Sources:

Since January 2020, scores of studies around COVID-19 have been published, more than 29,000 articles according PubMed (as of July 13, 2020). These include scientific and medical studies as well as comments and opinions. This is making it difficult to separate the relevant ones from the irrelevant. We are focusing on journals that have gained a reputation of prime work. Nevertheless, sometimes we are also grateful for hints.

(1) Chu et al., “Physical distancing, face masks, and eye protection to prevent person-to-person transmission of SARS-CoV-2 and COVID-19: a systematic review and meta-analysis”, Lancet 2020 Jun 27;395(10242):1973-1987. https://doi.org/10.1016/S0140-6736(20)31142-9

(2) Fears SC, Klimstra WB, Duprex P, Hartman A, Weaver SC, Plante KS, et al. Persistence of severe acute respiratory syndrome coronavirus 2 in aerosol suspensions. Emerg Infect Dis. 2020 Sep. https://doi.org/10.3201/eid2609.201806

(3) Morawska, L. & Milton, D., Clin. Infect. Dis. 2020 https://doi.org/10.1093/cid/ciaa939

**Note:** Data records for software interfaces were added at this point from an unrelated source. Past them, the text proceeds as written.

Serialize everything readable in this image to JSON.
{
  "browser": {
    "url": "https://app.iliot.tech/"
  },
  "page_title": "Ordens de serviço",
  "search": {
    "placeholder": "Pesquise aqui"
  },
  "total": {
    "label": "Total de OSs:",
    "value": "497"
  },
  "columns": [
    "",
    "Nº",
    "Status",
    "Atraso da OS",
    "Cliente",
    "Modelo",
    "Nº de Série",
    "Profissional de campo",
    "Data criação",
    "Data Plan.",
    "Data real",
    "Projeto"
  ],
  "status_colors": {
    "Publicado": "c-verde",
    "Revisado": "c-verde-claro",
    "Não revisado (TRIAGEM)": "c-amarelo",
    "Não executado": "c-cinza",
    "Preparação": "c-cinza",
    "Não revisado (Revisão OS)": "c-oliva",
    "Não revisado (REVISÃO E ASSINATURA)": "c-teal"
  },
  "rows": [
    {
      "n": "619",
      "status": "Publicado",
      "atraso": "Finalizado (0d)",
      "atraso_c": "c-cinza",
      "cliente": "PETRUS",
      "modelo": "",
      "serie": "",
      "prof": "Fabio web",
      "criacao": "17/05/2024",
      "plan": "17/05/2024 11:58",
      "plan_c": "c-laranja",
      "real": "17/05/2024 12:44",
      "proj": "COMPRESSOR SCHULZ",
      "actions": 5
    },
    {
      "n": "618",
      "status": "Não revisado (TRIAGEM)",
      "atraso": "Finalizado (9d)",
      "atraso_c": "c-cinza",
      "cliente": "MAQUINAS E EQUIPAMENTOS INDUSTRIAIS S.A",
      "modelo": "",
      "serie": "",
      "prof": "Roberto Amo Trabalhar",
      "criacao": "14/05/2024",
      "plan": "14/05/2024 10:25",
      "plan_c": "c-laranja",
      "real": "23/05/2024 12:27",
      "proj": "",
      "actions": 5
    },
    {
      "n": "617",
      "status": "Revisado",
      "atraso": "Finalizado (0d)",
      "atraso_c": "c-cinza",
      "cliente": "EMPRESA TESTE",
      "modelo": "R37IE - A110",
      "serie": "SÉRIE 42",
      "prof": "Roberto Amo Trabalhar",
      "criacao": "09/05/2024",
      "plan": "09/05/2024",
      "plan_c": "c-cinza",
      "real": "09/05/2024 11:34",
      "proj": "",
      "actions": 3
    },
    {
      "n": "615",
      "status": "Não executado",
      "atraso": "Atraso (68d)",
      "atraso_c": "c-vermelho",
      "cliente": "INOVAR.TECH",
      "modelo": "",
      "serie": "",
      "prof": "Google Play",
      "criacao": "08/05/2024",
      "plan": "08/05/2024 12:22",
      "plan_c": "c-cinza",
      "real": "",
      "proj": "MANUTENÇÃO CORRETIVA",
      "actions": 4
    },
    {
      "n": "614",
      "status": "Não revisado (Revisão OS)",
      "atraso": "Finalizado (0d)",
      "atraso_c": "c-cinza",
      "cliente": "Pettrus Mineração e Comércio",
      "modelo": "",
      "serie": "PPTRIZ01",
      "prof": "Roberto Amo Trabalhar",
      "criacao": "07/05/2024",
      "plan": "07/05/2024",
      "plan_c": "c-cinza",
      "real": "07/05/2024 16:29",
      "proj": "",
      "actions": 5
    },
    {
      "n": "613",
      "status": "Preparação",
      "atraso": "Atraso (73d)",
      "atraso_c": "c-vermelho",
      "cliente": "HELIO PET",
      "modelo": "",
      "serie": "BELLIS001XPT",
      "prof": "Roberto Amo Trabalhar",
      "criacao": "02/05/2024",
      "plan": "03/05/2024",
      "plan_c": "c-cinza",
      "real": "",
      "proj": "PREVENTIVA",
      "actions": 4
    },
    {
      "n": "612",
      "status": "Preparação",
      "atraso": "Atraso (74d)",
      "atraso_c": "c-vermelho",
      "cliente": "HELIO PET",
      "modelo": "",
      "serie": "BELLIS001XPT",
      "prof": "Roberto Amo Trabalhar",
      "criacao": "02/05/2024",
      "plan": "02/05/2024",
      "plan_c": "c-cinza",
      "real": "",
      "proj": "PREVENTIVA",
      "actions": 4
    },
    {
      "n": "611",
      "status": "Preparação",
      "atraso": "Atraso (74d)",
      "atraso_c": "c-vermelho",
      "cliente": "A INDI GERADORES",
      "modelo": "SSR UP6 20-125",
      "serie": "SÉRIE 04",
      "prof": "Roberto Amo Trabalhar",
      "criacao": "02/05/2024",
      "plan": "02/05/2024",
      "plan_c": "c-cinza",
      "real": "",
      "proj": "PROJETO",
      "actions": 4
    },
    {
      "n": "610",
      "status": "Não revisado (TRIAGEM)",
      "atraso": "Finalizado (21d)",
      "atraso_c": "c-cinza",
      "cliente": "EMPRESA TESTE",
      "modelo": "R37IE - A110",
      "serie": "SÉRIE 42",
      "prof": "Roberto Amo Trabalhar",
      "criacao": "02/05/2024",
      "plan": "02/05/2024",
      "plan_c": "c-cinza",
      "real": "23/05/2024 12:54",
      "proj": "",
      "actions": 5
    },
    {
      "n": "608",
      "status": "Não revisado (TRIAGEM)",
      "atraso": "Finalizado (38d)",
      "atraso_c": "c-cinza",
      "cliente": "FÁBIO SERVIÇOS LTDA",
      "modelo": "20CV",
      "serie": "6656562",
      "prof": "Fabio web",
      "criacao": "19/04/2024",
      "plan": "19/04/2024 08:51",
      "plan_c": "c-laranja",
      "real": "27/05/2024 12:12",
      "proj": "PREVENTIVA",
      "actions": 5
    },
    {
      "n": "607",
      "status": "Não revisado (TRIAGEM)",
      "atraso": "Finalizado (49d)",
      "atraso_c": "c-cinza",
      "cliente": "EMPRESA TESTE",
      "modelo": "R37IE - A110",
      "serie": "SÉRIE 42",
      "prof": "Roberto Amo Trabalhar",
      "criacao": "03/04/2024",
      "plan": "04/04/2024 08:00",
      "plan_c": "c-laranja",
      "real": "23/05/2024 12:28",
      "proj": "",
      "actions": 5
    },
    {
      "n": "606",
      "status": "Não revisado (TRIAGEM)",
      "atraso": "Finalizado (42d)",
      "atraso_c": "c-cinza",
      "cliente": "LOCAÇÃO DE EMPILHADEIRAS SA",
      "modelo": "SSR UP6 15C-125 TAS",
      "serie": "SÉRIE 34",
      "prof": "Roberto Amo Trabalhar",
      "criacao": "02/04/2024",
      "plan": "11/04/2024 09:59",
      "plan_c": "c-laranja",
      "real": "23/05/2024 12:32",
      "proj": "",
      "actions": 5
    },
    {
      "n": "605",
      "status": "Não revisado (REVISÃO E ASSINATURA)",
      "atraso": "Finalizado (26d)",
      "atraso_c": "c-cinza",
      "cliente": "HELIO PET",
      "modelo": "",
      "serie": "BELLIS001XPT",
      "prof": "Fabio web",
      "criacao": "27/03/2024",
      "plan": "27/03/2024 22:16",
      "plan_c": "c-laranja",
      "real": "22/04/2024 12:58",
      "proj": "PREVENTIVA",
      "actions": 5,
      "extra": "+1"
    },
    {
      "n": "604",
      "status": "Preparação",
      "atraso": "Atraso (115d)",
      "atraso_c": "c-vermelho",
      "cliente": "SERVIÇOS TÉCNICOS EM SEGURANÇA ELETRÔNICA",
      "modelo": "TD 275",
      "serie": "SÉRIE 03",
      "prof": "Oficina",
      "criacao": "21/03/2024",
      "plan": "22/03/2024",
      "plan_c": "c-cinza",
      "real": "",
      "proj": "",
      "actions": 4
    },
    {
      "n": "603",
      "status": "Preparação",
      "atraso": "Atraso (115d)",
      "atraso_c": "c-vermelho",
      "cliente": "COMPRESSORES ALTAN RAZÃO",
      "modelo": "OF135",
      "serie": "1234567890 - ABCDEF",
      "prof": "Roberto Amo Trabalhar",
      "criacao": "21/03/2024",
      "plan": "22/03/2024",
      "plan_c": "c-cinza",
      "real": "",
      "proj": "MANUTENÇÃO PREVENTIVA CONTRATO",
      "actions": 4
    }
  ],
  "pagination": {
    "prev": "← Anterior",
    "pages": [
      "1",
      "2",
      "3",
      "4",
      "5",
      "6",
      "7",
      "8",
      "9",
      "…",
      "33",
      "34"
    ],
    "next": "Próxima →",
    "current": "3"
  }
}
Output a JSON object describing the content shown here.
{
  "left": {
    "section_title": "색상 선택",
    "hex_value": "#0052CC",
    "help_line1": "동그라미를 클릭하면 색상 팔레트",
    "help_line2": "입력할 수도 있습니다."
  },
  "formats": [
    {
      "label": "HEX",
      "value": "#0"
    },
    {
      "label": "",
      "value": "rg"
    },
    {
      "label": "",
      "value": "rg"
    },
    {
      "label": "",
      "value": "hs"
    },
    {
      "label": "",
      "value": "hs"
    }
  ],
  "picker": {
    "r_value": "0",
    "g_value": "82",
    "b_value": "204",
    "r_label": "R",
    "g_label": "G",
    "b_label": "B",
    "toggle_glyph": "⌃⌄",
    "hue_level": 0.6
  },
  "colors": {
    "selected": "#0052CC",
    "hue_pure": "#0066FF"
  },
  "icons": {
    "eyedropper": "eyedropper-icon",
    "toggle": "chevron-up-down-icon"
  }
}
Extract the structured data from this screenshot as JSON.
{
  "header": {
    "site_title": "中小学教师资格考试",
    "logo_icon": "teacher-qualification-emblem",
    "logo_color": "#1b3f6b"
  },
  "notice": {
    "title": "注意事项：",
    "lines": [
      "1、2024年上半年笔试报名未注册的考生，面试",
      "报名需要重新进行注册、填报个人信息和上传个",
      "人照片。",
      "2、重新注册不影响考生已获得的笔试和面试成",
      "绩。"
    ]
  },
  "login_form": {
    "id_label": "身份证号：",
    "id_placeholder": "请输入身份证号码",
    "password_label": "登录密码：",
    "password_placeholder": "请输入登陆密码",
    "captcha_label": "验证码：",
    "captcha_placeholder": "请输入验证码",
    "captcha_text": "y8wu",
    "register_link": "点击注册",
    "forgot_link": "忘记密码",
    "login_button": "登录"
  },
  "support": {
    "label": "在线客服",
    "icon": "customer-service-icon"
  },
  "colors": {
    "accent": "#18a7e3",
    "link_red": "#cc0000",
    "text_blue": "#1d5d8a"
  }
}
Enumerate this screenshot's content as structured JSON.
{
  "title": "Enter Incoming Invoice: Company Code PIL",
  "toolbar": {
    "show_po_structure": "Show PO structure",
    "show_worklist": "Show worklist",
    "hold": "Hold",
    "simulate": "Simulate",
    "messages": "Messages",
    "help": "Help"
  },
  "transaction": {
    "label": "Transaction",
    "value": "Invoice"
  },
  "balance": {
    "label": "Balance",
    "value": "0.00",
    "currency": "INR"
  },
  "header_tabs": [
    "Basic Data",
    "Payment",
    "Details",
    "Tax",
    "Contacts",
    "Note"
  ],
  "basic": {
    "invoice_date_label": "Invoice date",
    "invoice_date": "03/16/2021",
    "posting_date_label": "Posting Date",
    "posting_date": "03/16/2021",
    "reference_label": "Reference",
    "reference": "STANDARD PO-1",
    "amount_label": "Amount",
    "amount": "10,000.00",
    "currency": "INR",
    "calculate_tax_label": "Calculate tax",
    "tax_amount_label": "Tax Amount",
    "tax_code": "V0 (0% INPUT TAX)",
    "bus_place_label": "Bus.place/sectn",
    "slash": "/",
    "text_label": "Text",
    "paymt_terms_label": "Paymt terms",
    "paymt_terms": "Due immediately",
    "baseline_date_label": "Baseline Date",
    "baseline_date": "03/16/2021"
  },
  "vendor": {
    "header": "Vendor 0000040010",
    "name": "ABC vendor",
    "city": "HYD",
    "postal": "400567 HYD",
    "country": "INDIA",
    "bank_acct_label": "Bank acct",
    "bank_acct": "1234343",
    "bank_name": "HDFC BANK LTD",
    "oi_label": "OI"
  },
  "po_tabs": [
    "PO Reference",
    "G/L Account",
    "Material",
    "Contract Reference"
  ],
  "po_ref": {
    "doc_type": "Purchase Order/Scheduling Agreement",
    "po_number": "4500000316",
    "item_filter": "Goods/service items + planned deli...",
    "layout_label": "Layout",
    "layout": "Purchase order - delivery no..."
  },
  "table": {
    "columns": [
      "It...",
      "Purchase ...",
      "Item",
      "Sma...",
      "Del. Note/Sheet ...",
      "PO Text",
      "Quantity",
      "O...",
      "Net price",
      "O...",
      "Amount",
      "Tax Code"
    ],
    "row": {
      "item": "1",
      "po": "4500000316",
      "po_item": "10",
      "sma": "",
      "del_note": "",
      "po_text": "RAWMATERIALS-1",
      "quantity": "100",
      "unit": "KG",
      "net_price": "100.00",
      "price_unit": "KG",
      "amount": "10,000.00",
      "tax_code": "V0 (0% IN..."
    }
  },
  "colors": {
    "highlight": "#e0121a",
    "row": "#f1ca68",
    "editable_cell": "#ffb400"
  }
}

(4) several news agencies, DIE ZEIT, Die Süddeutsche Zeitung

(5) Long et al. “Clinical and immunological assessment of asymptomatic SARS-CoV-2 infections” Nature Medicine 2020 Jun 18. https://www.nature.com/articles/s41591-020-0965-6

(6) SAJO Blog Post vom 19. Mai 2020: https://www.sajo-innovation.de/blog/immunity-passport-and-its-impact-on-the-society/

(7) Kissler et al. “Projecting the Transmission Dynamics of SARS-CoV-2 Through the Postpandemic Period” Science 2020 May 22;368(6493):860-868 https://science.sciencemag.org/content/368/6493/860.long

(8) Informationen zu SAJO finden Sie auf der Homepage und dem Blog: https://www.sajo-innovation.de/blog/sajo-scores-with-high-end-technology/